Your task:
Every line of the material is to be returned verbatim. Pictures stay out.

The records:
********************
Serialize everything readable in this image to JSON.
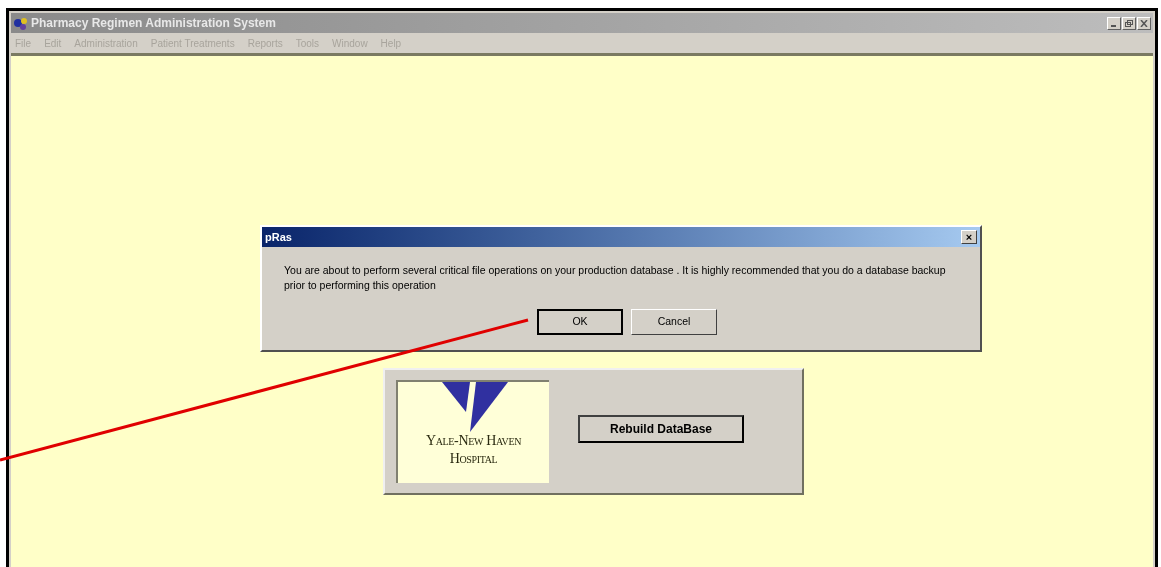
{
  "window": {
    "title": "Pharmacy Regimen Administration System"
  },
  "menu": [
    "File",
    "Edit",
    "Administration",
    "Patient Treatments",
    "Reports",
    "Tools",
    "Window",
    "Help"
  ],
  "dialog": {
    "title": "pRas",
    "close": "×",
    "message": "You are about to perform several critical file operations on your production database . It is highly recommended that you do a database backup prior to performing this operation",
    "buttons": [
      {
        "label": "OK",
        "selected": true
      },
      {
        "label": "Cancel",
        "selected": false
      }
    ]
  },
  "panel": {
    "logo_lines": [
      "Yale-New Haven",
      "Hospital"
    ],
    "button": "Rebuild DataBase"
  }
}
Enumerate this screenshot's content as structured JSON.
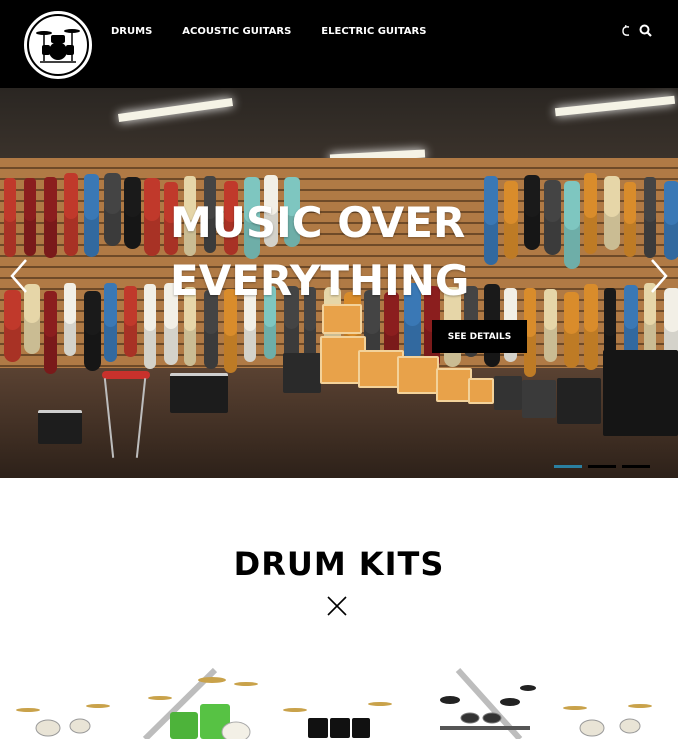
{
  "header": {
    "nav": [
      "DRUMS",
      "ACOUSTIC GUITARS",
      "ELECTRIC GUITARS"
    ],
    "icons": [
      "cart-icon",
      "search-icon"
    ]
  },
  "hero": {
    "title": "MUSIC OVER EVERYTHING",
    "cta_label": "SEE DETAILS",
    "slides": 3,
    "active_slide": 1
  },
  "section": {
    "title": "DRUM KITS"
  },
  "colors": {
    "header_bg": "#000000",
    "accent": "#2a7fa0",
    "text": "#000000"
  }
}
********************
Solution:
Serialize everything readable in this image to JSON.
{
  "window": {
    "title": "Pharmacy Regimen Administration System"
  },
  "menu": [
    "File",
    "Edit",
    "Administration",
    "Patient Treatments",
    "Reports",
    "Tools",
    "Window",
    "Help"
  ],
  "dialog": {
    "title": "pRas",
    "close": "×",
    "message": "You are about to perform several critical file operations on your production database . It is highly recommended that you do a database backup prior to performing this operation",
    "buttons": [
      {
        "label": "OK",
        "selected": true
      },
      {
        "label": "Cancel",
        "selected": false
      }
    ]
  },
  "panel": {
    "logo_lines": [
      "Yale-New Haven",
      "Hospital"
    ],
    "button": "Rebuild DataBase"
  }
}
Enumerate this screenshot's content as structured JSON.
{
  "header": {
    "nav": [
      "DRUMS",
      "ACOUSTIC GUITARS",
      "ELECTRIC GUITARS"
    ],
    "icons": [
      "cart-icon",
      "search-icon"
    ]
  },
  "hero": {
    "title": "MUSIC OVER EVERYTHING",
    "cta_label": "SEE DETAILS",
    "slides": 3,
    "active_slide": 1
  },
  "section": {
    "title": "DRUM KITS"
  },
  "colors": {
    "header_bg": "#000000",
    "accent": "#2a7fa0",
    "text": "#000000"
  }
}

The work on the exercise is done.